Every year, about this time — late July, early August — I’ll spot a yellow leaf tinged with red at the top of a tree, or on a branch that is bathed in the sun. “It’s not turning, it’s drying up from the heat,” I’ll tell myself. But you can’t un-ring that bell. I know that the summer has reached its magnificent peak and is starting to fade, ever so slowly. The Solstice, the high holy day of my year, was six weeks ago – summer is now halfway over, and we are moving towards the fall equinox. The mornings are darker now; my alarm comes before the sun peeks over the mountain and edges into my bathroom windows. Soon the bright white summer sun will mellow to liquid gold light that drenches the trees like spilled gold paint over the contours of the world.
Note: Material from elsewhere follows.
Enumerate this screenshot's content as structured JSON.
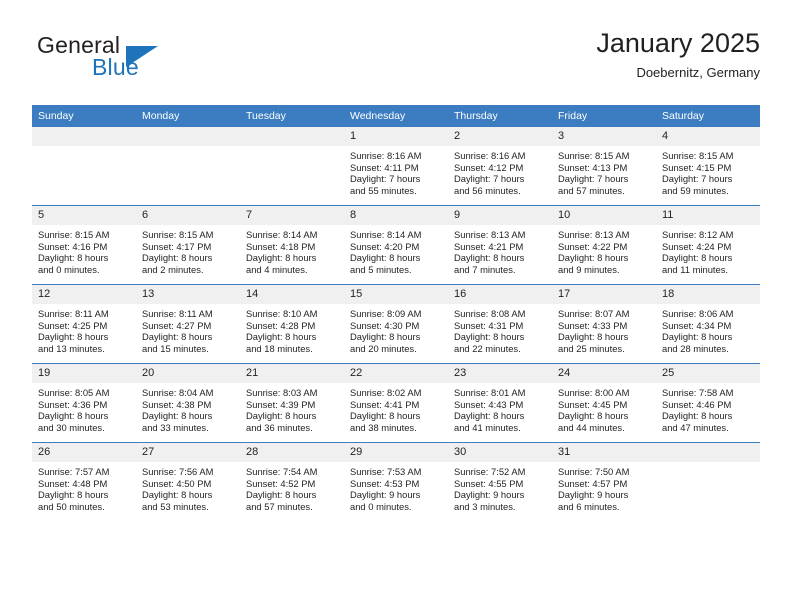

I cling to it, the light. The laughing, blinding brilliance of July and the languid gilt of September and wan, struggling, pale December. I step into it, let it wash over me, warm my skin, dazzle my upturned eyes. The light keeps the darkness at bay. It calls out to the light that I forget lives inside me, reminds me that the spark is always there. The light is where I hide. The light is where I am home.